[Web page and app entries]
···

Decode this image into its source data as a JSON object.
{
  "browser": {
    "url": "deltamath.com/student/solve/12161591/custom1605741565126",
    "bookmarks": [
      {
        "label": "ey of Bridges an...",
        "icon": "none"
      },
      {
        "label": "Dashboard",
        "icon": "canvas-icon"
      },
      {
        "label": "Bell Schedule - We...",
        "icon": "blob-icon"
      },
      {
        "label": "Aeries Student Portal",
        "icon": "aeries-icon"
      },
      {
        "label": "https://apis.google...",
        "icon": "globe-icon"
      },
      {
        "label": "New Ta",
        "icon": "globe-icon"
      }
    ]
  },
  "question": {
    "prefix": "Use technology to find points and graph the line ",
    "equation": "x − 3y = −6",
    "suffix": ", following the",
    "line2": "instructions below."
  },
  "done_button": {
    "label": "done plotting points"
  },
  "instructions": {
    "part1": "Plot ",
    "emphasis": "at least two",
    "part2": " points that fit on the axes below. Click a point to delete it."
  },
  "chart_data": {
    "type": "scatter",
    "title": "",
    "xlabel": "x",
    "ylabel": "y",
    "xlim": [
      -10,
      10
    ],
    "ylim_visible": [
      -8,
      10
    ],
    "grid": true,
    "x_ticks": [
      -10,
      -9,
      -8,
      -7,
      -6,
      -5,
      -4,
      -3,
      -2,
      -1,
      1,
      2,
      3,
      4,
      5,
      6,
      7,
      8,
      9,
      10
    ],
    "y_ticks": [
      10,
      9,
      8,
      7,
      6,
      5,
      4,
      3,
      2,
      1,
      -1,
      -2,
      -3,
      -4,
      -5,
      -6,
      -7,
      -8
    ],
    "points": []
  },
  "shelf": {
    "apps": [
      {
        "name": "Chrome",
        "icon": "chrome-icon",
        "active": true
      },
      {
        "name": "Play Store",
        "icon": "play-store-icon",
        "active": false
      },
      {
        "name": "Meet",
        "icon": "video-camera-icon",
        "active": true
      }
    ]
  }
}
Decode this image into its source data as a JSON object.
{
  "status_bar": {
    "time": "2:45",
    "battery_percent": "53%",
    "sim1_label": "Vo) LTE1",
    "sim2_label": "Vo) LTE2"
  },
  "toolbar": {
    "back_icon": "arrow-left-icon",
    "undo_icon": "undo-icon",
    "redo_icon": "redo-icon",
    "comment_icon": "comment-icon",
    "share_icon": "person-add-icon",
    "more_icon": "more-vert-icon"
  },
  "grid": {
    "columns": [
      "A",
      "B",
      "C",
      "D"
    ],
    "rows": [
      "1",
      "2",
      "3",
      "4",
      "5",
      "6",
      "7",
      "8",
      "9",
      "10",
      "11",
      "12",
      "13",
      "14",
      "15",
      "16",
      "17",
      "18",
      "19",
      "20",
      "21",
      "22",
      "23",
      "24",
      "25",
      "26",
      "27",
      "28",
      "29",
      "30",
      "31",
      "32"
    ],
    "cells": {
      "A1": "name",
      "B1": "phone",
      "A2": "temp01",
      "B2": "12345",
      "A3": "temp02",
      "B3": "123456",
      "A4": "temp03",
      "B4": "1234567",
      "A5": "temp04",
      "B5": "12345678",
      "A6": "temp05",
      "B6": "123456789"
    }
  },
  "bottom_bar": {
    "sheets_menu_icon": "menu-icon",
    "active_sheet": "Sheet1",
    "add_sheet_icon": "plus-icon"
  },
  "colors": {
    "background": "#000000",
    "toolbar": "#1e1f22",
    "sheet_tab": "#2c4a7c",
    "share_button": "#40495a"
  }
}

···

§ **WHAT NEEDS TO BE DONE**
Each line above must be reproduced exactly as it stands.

§ **OUTPUT OF THE EXERCISE**
Decode this image into its source data as a JSON object.
{
  "browser": {
    "url": "deltamath.com/student/solve/12161591/custom1605741565126",
    "bookmarks": [
      {
        "label": "ey of Bridges an...",
        "icon": "none"
      },
      {
        "label": "Dashboard",
        "icon": "canvas-icon"
      },
      {
        "label": "Bell Schedule - We...",
        "icon": "blob-icon"
      },
      {
        "label": "Aeries Student Portal",
        "icon": "aeries-icon"
      },
      {
        "label": "https://apis.google...",
        "icon": "globe-icon"
      },
      {
        "label": "New Ta",
        "icon": "globe-icon"
      }
    ]
  },
  "question": {
    "prefix": "Use technology to find points and graph the line ",
    "equation": "x − 3y = −6",
    "suffix": ", following the",
    "line2": "instructions below."
  },
  "done_button": {
    "label": "done plotting points"
  },
  "instructions": {
    "part1": "Plot ",
    "emphasis": "at least two",
    "part2": " points that fit on the axes below. Click a point to delete it."
  },
  "chart_data": {
    "type": "scatter",
    "title": "",
    "xlabel": "x",
    "ylabel": "y",
    "xlim": [
      -10,
      10
    ],
    "ylim_visible": [
      -8,
      10
    ],
    "grid": true,
    "x_ticks": [
      -10,
      -9,
      -8,
      -7,
      -6,
      -5,
      -4,
      -3,
      -2,
      -1,
      1,
      2,
      3,
      4,
      5,
      6,
      7,
      8,
      9,
      10
    ],
    "y_ticks": [
      10,
      9,
      8,
      7,
      6,
      5,
      4,
      3,
      2,
      1,
      -1,
      -2,
      -3,
      -4,
      -5,
      -6,
      -7,
      -8
    ],
    "points": []
  },
  "shelf": {
    "apps": [
      {
        "name": "Chrome",
        "icon": "chrome-icon",
        "active": true
      },
      {
        "name": "Play Store",
        "icon": "play-store-icon",
        "active": false
      },
      {
        "name": "Meet",
        "icon": "video-camera-icon",
        "active": true
      }
    ]
  }
}
Decode this image into its source data as a JSON object.
{
  "status_bar": {
    "time": "2:45",
    "battery_percent": "53%",
    "sim1_label": "Vo) LTE1",
    "sim2_label": "Vo) LTE2"
  },
  "toolbar": {
    "back_icon": "arrow-left-icon",
    "undo_icon": "undo-icon",
    "redo_icon": "redo-icon",
    "comment_icon": "comment-icon",
    "share_icon": "person-add-icon",
    "more_icon": "more-vert-icon"
  },
  "grid": {
    "columns": [
      "A",
      "B",
      "C",
      "D"
    ],
    "rows": [
      "1",
      "2",
      "3",
      "4",
      "5",
      "6",
      "7",
      "8",
      "9",
      "10",
      "11",
      "12",
      "13",
      "14",
      "15",
      "16",
      "17",
      "18",
      "19",
      "20",
      "21",
      "22",
      "23",
      "24",
      "25",
      "26",
      "27",
      "28",
      "29",
      "30",
      "31",
      "32"
    ],
    "cells": {
      "A1": "name",
      "B1": "phone",
      "A2": "temp01",
      "B2": "12345",
      "A3": "temp02",
      "B3": "123456",
      "A4": "temp03",
      "B4": "1234567",
      "A5": "temp04",
      "B5": "12345678",
      "A6": "temp05",
      "B6": "123456789"
    }
  },
  "bottom_bar": {
    "sheets_menu_icon": "menu-icon",
    "active_sheet": "Sheet1",
    "add_sheet_icon": "plus-icon"
  },
  "colors": {
    "background": "#000000",
    "toolbar": "#1e1f22",
    "sheet_tab": "#2c4a7c",
    "share_button": "#40495a"
  }
}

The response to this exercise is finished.